As of July 2015, there had been 14 minor collisions among Google’s 23 self-driving cars. At least eight of these were results of the cars being rear-ended, and two involved the car being side-swiped.

On February 14, 2016, a Google car failed to avoid sandbags blocking its way, and ended up hitting the side of the bus. “In this case, we clearly bear some responsibility, because if our car hadn’t moved there wouldn’t have been a collision,” Google said in a statement. However, the company maintains that in every other accident case, the vehicle was not at fault because the driver of another vehicle was to blame, or because the cars were still being manually driven. The company also created a safety report detailing how driverless cars can get in fewer accidents than those with drivers.

3. Advocates Say the Technology Could be Life-Changing for Those With Disabilities

Steve Mahan, the former CEO of the Santa Clara Valley Blind Center, received the first self-driving ride on public roads, which took place in Austin, Texas.

On November 7, 2017, Waymo announced that it had begun testing driverless cars without a safety driver at the driver position. According to MIT’s Technology Review, advocates for the blind community hope self-driving technology is implemented soon for the public.

“Autonomous vehicles will be transformative for people who are blind,” said Dave Power, the president and CEO of Perkins, the oldest school for the blind in the United States. “For the first time, they will be able to get to school, work, and community activities independently, regardless of distance. There is tremendous enthusiasm about it, both here and nationally, among the blind.”

Rather than creating cars specifically for the visually impaired, advocates hope technology companies make cars that are disability friendly. That would enable people with visual, physical, and other impairments to be able to travel without assistance.

4. Waymo Sued Uber for Stealing Technology, and Settled With Uber Equity

Waymo-Uber Technology Theft Trial Continues In San Francisco

GettyUber attorney Bill Carmody (R) and Waymo attorney Charles Verhoeven (L) pose for a photo outside of the Phillip Burton Federal Building after the Waymo-Uber technology theft trial was dismissed./Getty

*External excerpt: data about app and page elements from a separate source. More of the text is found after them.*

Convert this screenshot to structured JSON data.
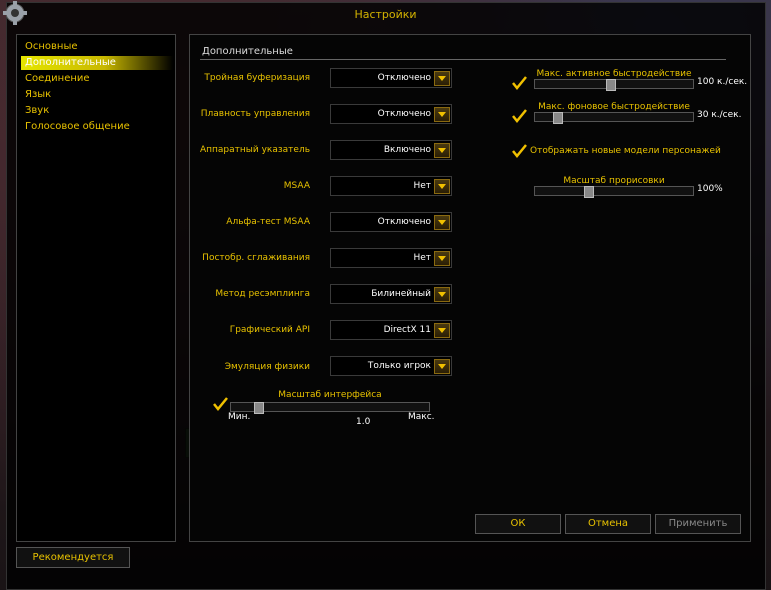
{
  "window": {
    "title": "Настройки"
  },
  "sidebar": {
    "items": [
      {
        "label": "Основные"
      },
      {
        "label": "Дополнительные"
      },
      {
        "label": "Соединение"
      },
      {
        "label": "Язык"
      },
      {
        "label": "Звук"
      },
      {
        "label": "Голосовое общение"
      }
    ],
    "active_index": 1,
    "recommend_label": "Рекомендуется"
  },
  "panel": {
    "title": "Дополнительные",
    "settings": [
      {
        "label": "Тройная буферизация",
        "value": "Отключено"
      },
      {
        "label": "Плавность управления",
        "value": "Отключено"
      },
      {
        "label": "Аппаратный указатель",
        "value": "Включено"
      },
      {
        "label": "MSAA",
        "value": "Нет"
      },
      {
        "label": "Альфа-тест MSAA",
        "value": "Отключено"
      },
      {
        "label": "Постобр. сглаживания",
        "value": "Нет"
      },
      {
        "label": "Метод ресэмплинга",
        "value": "Билинейный"
      },
      {
        "label": "Графический API",
        "value": "DirectX 11"
      },
      {
        "label": "Эмуляция физики",
        "value": "Только игрок"
      }
    ],
    "ui_scale": {
      "label": "Масштаб интерфейса",
      "min_label": "Мин.",
      "max_label": "Макс.",
      "value": "1.0",
      "fraction": 0.12,
      "checked": true
    },
    "right": {
      "max_fg_fps": {
        "label": "Макс. активное быстродействие",
        "value": "100 к./сек.",
        "fraction": 0.48,
        "checked": true
      },
      "max_bg_fps": {
        "label": "Макс. фоновое быстродействие",
        "value": "30 к./сек.",
        "fraction": 0.12,
        "checked": true
      },
      "new_models": {
        "label": "Отображать новые модели персонажей",
        "checked": true
      },
      "render_scale": {
        "label": "Масштаб прорисовки",
        "value": "100%",
        "fraction": 0.33
      }
    }
  },
  "footer": {
    "ok": "ОК",
    "cancel": "Отмена",
    "apply": "Применить"
  },
  "colors": {
    "accent": "#e8c200",
    "highlight": "#e6e600"
  }
}
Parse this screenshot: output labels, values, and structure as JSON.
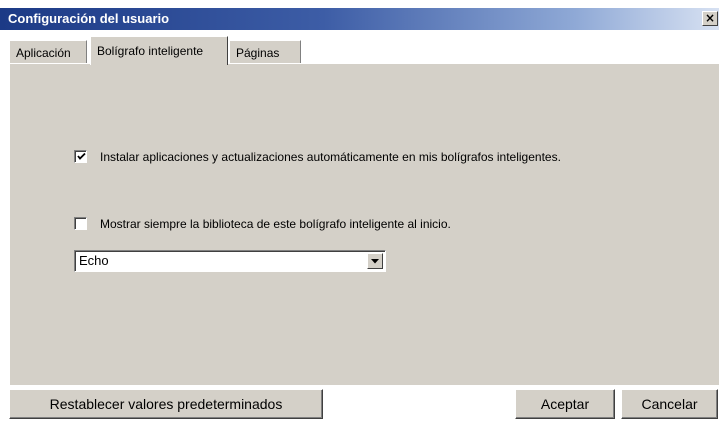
{
  "window": {
    "title": "Configuración del usuario",
    "close_glyph": "×"
  },
  "tabs": [
    {
      "label": "Aplicación",
      "active": false
    },
    {
      "label": "Bolígrafo inteligente",
      "active": true
    },
    {
      "label": "Páginas",
      "active": false
    }
  ],
  "settings": {
    "auto_install": {
      "checked": true,
      "label": "Instalar aplicaciones y actualizaciones automáticamente en mis bolígrafos inteligentes."
    },
    "show_library": {
      "checked": false,
      "label": "Mostrar siempre la biblioteca de este bolígrafo inteligente al inicio."
    },
    "pen_select": {
      "value": "Echo"
    }
  },
  "buttons": {
    "restore": "Restablecer valores predeterminados",
    "ok": "Aceptar",
    "cancel": "Cancelar"
  },
  "icons": {
    "close": "close-icon",
    "checkmark": "checkmark-icon",
    "dropdown": "chevron-down-icon"
  },
  "colors": {
    "face": "#d4d0c8",
    "title_start": "#1c3a86",
    "title_end": "#d7e1f2"
  }
}
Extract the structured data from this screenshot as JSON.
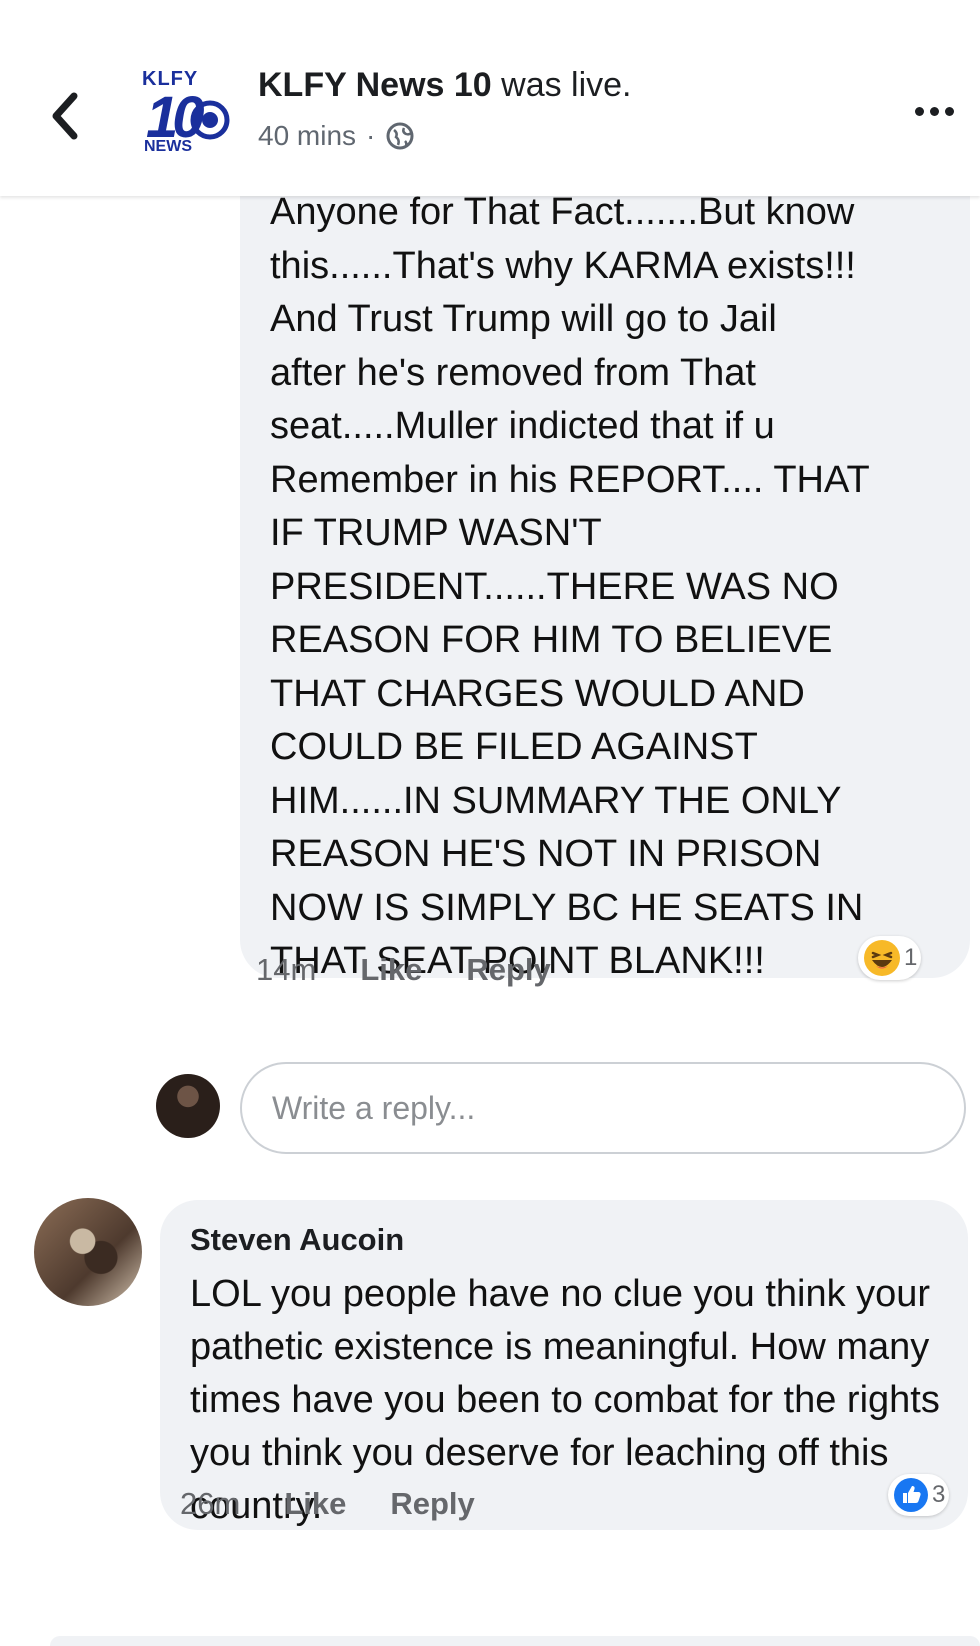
{
  "header": {
    "page_name": "KLFY News 10",
    "action": " was live.",
    "time": "40 mins",
    "separator": "·",
    "logo": {
      "top": "KLFY",
      "number": "10",
      "bottom": "NEWS"
    },
    "icons": {
      "back": "chevron-left-icon",
      "privacy": "globe-icon",
      "more": "more-icon"
    }
  },
  "comment1": {
    "text": "Anyone for That Fact.......But know\nthis......That's why KARMA exists!!!\nAnd Trust Trump will go to Jail\nafter he's removed from That\nseat.....Muller indicted that if u\nRemember in his REPORT.... THAT\nIF TRUMP WASN'T\nPRESIDENT......THERE WAS NO\nREASON FOR HIM TO BELIEVE\nTHAT CHARGES WOULD AND\nCOULD BE FILED AGAINST\nHIM......IN SUMMARY THE ONLY\nREASON HE'S NOT IN PRISON\nNOW IS SIMPLY BC HE SEATS IN\nTHAT SEAT POINT BLANK!!!",
    "time": "14m",
    "like": "Like",
    "reply": "Reply",
    "reaction": {
      "type": "haha-icon",
      "count": "1"
    }
  },
  "reply_box": {
    "placeholder": "Write a reply..."
  },
  "comment2": {
    "author": "Steven Aucoin",
    "text": "LOL you people have no clue you think your pathetic existence is meaningful. How many times have you been to combat for the rights you think you deserve for leaching off this country.",
    "time": "26m",
    "like": "Like",
    "reply": "Reply",
    "reaction": {
      "type": "like-icon",
      "count": "3"
    }
  },
  "colors": {
    "bubble": "#f0f2f5",
    "meta": "#65676b",
    "like_blue": "#1877f2",
    "haha_yellow": "#f7b928",
    "logo_blue": "#1a2f9c"
  }
}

Waymo sued Uber and Otto, Uber’s subsidiary self-driving company, for patent infringement and stealing trade secrets in February, 2017. Waymo argued that three ex-Google employees stole technology information before joining Uber. The trial was dismissed because of a settlement. Uber paid Waymo the equivalent of $244 million in Uber equity.

The lawsuit was mainly over Google’s LIDAR technology, the surveying system it uses to measure distance using laser light. Per Google car, the LIDAR system costs about $70,000. The technology has some issues, like not being able to spot potholes or be able to tell when humans like crossing guards or police are signaling for vehicles to stop. Google expects those issues to be fixed by 2020.

5. Waymo Cars Could Be Available to the Public As Soon As 2020

Sergey Brin, Google’s founder, said in 2012 he hoped to have self-driving cars available for the public in 2017, though that schedule was updated in 2014 to 2020, and could be even sooner. So far, Google has talked with General Motors, Daimler, Toyota, Ford, and Volkswagen about implementing its technology.

Waymo CEO John Krafcik said in a Medium post that Waymo could see the technology being useful “in personal vehicles, ridesharing, logistics, or solving last mile problems for public transport.” He also said, “our next step as Waymo will be to let people use our vehicles to do everyday things like run errands, commute to work, or get safely home after a night on the town”

Nevada, California, Michigan, Florida, and Washington, D.C. all currently allow driverless cars with a driver in them. California allowing the vehicles without a driver would be a significant step toward the cars being available to the public.